Although the politics will still be tricky, this will ultimately open the door to an economic partnership that will positively impact industry in Zimbabwe and provide a broad range of opportunities for both American exports to Zimbabwe, but more importantly, more Zimbabwean exports and access to new markets in the U.S.

It will take a long time for U.S.-Zim trade figures to reach the current EU and Zimbabwe trade levels, around $800 million compared to $447 million in 2009, but to quote Lao Tzu: “A Journey of a thousand miles begins with one step.”




Scott Firsing
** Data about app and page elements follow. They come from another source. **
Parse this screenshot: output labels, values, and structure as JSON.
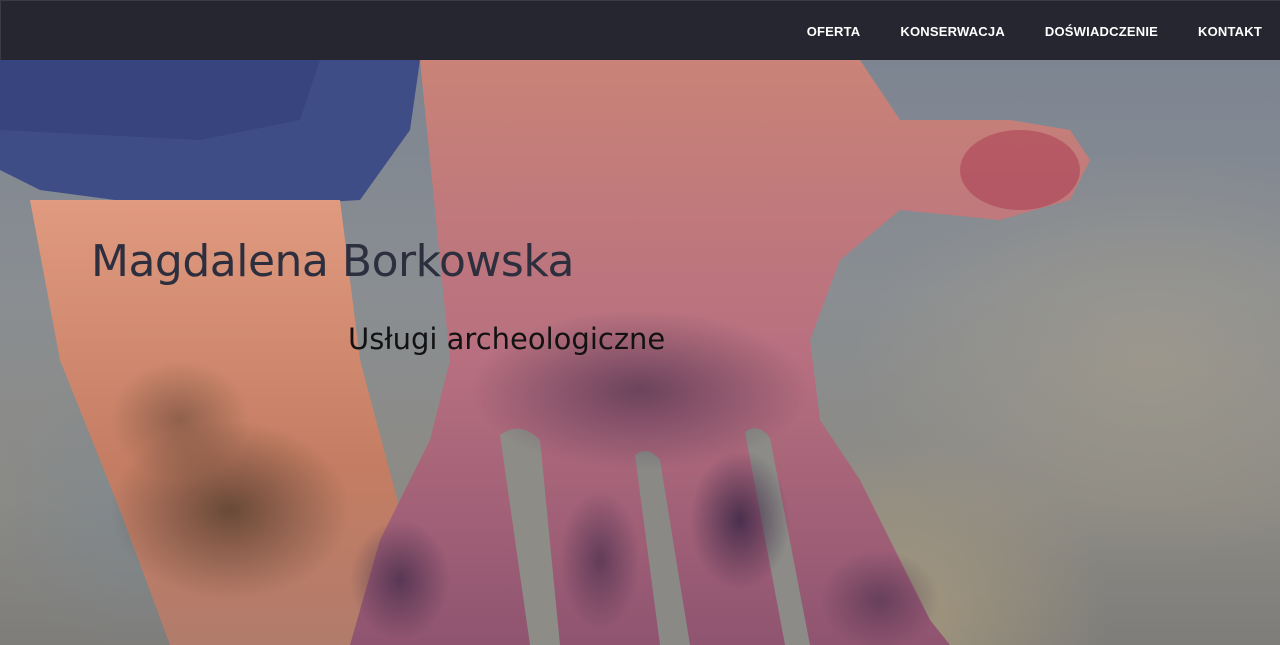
{
  "nav": {
    "items": [
      "OFERTA",
      "KONSERWACJA",
      "DOŚWIADCZENIE",
      "KONTAKT"
    ]
  },
  "hero": {
    "title": "Magdalena Borkowska",
    "subtitle": "Usługi archeologiczne",
    "image_description_icon": "hand-photo"
  },
  "colors": {
    "navbar_bg": "#262631",
    "nav_text": "#ffffff",
    "title_text": "#2d2f3e",
    "subtitle_text": "#121212"
  }
}
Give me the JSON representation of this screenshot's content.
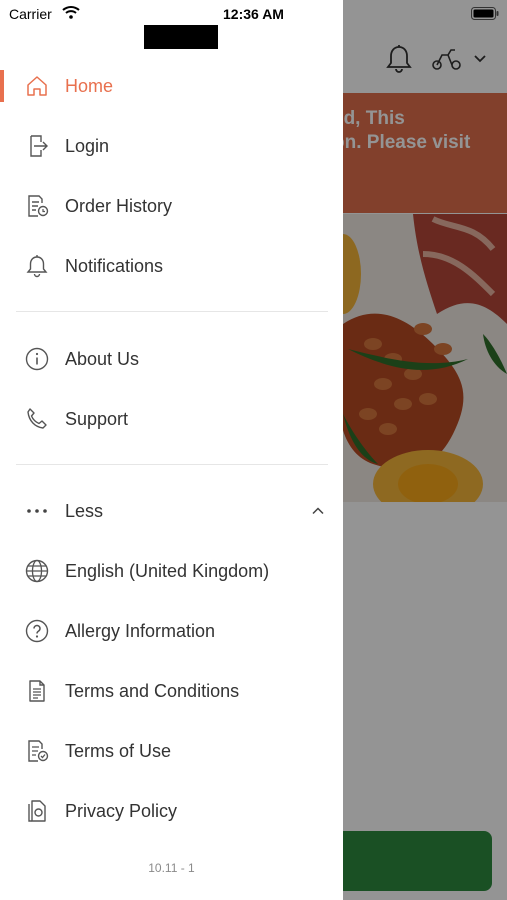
{
  "status_bar": {
    "carrier": "Carrier",
    "time": "12:36 AM"
  },
  "background": {
    "banner_text": "ed, This\non. Please visit\n/"
  },
  "menu": {
    "primary": [
      {
        "label": "Home",
        "icon": "home-icon",
        "active": true
      },
      {
        "label": "Login",
        "icon": "login-icon"
      },
      {
        "label": "Order History",
        "icon": "order-history-icon"
      },
      {
        "label": "Notifications",
        "icon": "bell-icon"
      }
    ],
    "secondary": [
      {
        "label": "About Us",
        "icon": "info-icon"
      },
      {
        "label": "Support",
        "icon": "phone-icon"
      }
    ],
    "more_toggle": {
      "label": "Less",
      "icon": "more-dots-icon"
    },
    "extra": [
      {
        "label": "English (United Kingdom)",
        "icon": "globe-icon"
      },
      {
        "label": "Allergy Information",
        "icon": "question-icon"
      },
      {
        "label": "Terms and Conditions",
        "icon": "document-icon"
      },
      {
        "label": "Terms of Use",
        "icon": "document-check-icon"
      },
      {
        "label": "Privacy Policy",
        "icon": "privacy-icon"
      }
    ]
  },
  "version": "10.11 - 1",
  "colors": {
    "accent": "#e8704e",
    "text": "#333333",
    "banner": "#e06e4c",
    "cta": "#2e8b3e"
  }
}
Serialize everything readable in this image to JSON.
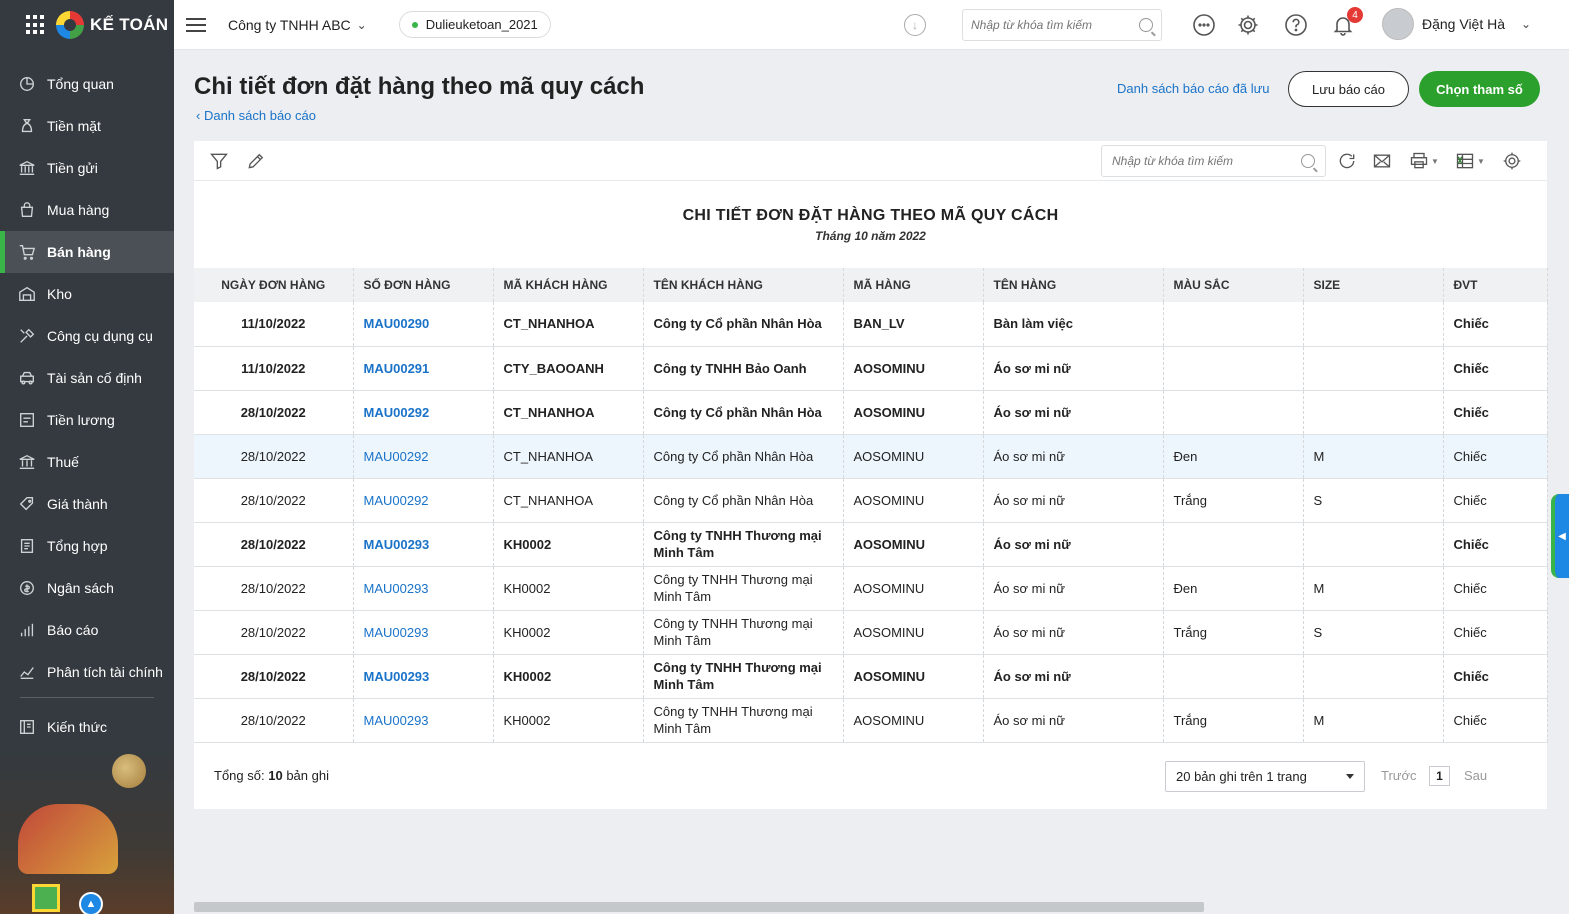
{
  "app": {
    "logo_text": "KẾ TOÁN"
  },
  "topbar": {
    "company": "Công ty TNHH ABC",
    "database": "Dulieuketoan_2021",
    "search_placeholder": "Nhập từ khóa tìm kiếm",
    "notification_count": "4",
    "user_name": "Đặng Việt Hà"
  },
  "sidebar": {
    "items": [
      {
        "label": "Tổng quan",
        "icon": "chart-pie-icon"
      },
      {
        "label": "Tiền mặt",
        "icon": "money-bag-icon"
      },
      {
        "label": "Tiền gửi",
        "icon": "bank-icon"
      },
      {
        "label": "Mua hàng",
        "icon": "shopping-bag-icon"
      },
      {
        "label": "Bán hàng",
        "icon": "cart-icon"
      },
      {
        "label": "Kho",
        "icon": "warehouse-icon"
      },
      {
        "label": "Công cụ dụng cụ",
        "icon": "tools-icon"
      },
      {
        "label": "Tài sản cố định",
        "icon": "car-icon"
      },
      {
        "label": "Tiền lương",
        "icon": "payroll-icon"
      },
      {
        "label": "Thuế",
        "icon": "tax-icon"
      },
      {
        "label": "Giá thành",
        "icon": "price-tag-icon"
      },
      {
        "label": "Tổng hợp",
        "icon": "ledger-icon"
      },
      {
        "label": "Ngân sách",
        "icon": "budget-icon"
      },
      {
        "label": "Báo cáo",
        "icon": "bar-chart-icon"
      },
      {
        "label": "Phân tích tài chính",
        "icon": "analysis-icon"
      }
    ],
    "extra_item": {
      "label": "Kiến thức",
      "icon": "book-icon"
    },
    "active_index": 4
  },
  "header": {
    "title": "Chi tiết đơn đặt hàng theo mã quy cách",
    "back_link": "Danh sách báo cáo",
    "saved_reports_link": "Danh sách báo cáo đã lưu",
    "save_button": "Lưu báo cáo",
    "params_button": "Chọn tham số"
  },
  "report": {
    "search_placeholder": "Nhập từ khóa tìm kiếm",
    "title": "CHI TIẾT ĐƠN ĐẶT HÀNG THEO MÃ QUY CÁCH",
    "subtitle": "Tháng 10 năm 2022",
    "columns": [
      "NGÀY ĐƠN HÀNG",
      "SỐ ĐƠN HÀNG",
      "MÃ KHÁCH HÀNG",
      "TÊN KHÁCH HÀNG",
      "MÃ HÀNG",
      "TÊN HÀNG",
      "MÀU SẮC",
      "SIZE",
      "ĐVT"
    ],
    "rows": [
      {
        "bold": true,
        "cells": [
          "11/10/2022",
          "MAU00290",
          "CT_NHANHOA",
          "Công ty Cổ phần Nhân Hòa",
          "BAN_LV",
          "Bàn làm việc",
          "",
          "",
          "Chiếc"
        ]
      },
      {
        "bold": true,
        "cells": [
          "11/10/2022",
          "MAU00291",
          "CTY_BAOOANH",
          "Công ty TNHH Bảo Oanh",
          "AOSOMINU",
          "Áo sơ mi nữ",
          "",
          "",
          "Chiếc"
        ]
      },
      {
        "bold": true,
        "cells": [
          "28/10/2022",
          "MAU00292",
          "CT_NHANHOA",
          "Công ty Cổ phần Nhân Hòa",
          "AOSOMINU",
          "Áo sơ mi nữ",
          "",
          "",
          "Chiếc"
        ]
      },
      {
        "bold": false,
        "cells": [
          "28/10/2022",
          "MAU00292",
          "CT_NHANHOA",
          "Công ty Cổ phần Nhân Hòa",
          "AOSOMINU",
          "Áo sơ mi nữ",
          "Đen",
          "M",
          "Chiếc"
        ]
      },
      {
        "bold": false,
        "cells": [
          "28/10/2022",
          "MAU00292",
          "CT_NHANHOA",
          "Công ty Cổ phần Nhân Hòa",
          "AOSOMINU",
          "Áo sơ mi nữ",
          "Trắng",
          "S",
          "Chiếc"
        ]
      },
      {
        "bold": true,
        "cells": [
          "28/10/2022",
          "MAU00293",
          "KH0002",
          "Công ty TNHH Thương mại Minh Tâm",
          "AOSOMINU",
          "Áo sơ mi nữ",
          "",
          "",
          "Chiếc"
        ]
      },
      {
        "bold": false,
        "cells": [
          "28/10/2022",
          "MAU00293",
          "KH0002",
          "Công ty TNHH Thương mại Minh Tâm",
          "AOSOMINU",
          "Áo sơ mi nữ",
          "Đen",
          "M",
          "Chiếc"
        ]
      },
      {
        "bold": false,
        "cells": [
          "28/10/2022",
          "MAU00293",
          "KH0002",
          "Công ty TNHH Thương mại Minh Tâm",
          "AOSOMINU",
          "Áo sơ mi nữ",
          "Trắng",
          "S",
          "Chiếc"
        ]
      },
      {
        "bold": true,
        "cells": [
          "28/10/2022",
          "MAU00293",
          "KH0002",
          "Công ty TNHH Thương mại Minh Tâm",
          "AOSOMINU",
          "Áo sơ mi nữ",
          "",
          "",
          "Chiếc"
        ]
      },
      {
        "bold": false,
        "cells": [
          "28/10/2022",
          "MAU00293",
          "KH0002",
          "Công ty TNHH Thương mại Minh Tâm",
          "AOSOMINU",
          "Áo sơ mi nữ",
          "Trắng",
          "M",
          "Chiếc"
        ]
      }
    ],
    "highlighted_row": 3,
    "footer": {
      "total_prefix": "Tổng số:",
      "total_count": "10",
      "total_suffix": "bản ghi",
      "page_size": "20 bản ghi trên 1 trang",
      "prev": "Trước",
      "page": "1",
      "next": "Sau"
    }
  },
  "colors": {
    "accent_green": "#2ca02c",
    "link_blue": "#1a73c8",
    "sidebar_bg": "#343a40"
  }
}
Dr. Scott Firsing, an American residing in South Africa, is an expert on US-Africa relations. He is the Director of the North American International School (NAIS) in Pretoria, an Adjunct Research Fellow at Monash University, South Africa, an Executive at the Aerospace Leadership Academy and CEO of LINK Advisory, a consultancy helping American businesses enter Africa. Also a founder of the African NGO Young People in International Affairs, Scott is the former Head of International Studies at Monash, a former employee of the United Nations, Department for Disarmament Affairs, and a former fellow at the South African Institute of International Affairs (SAIIA).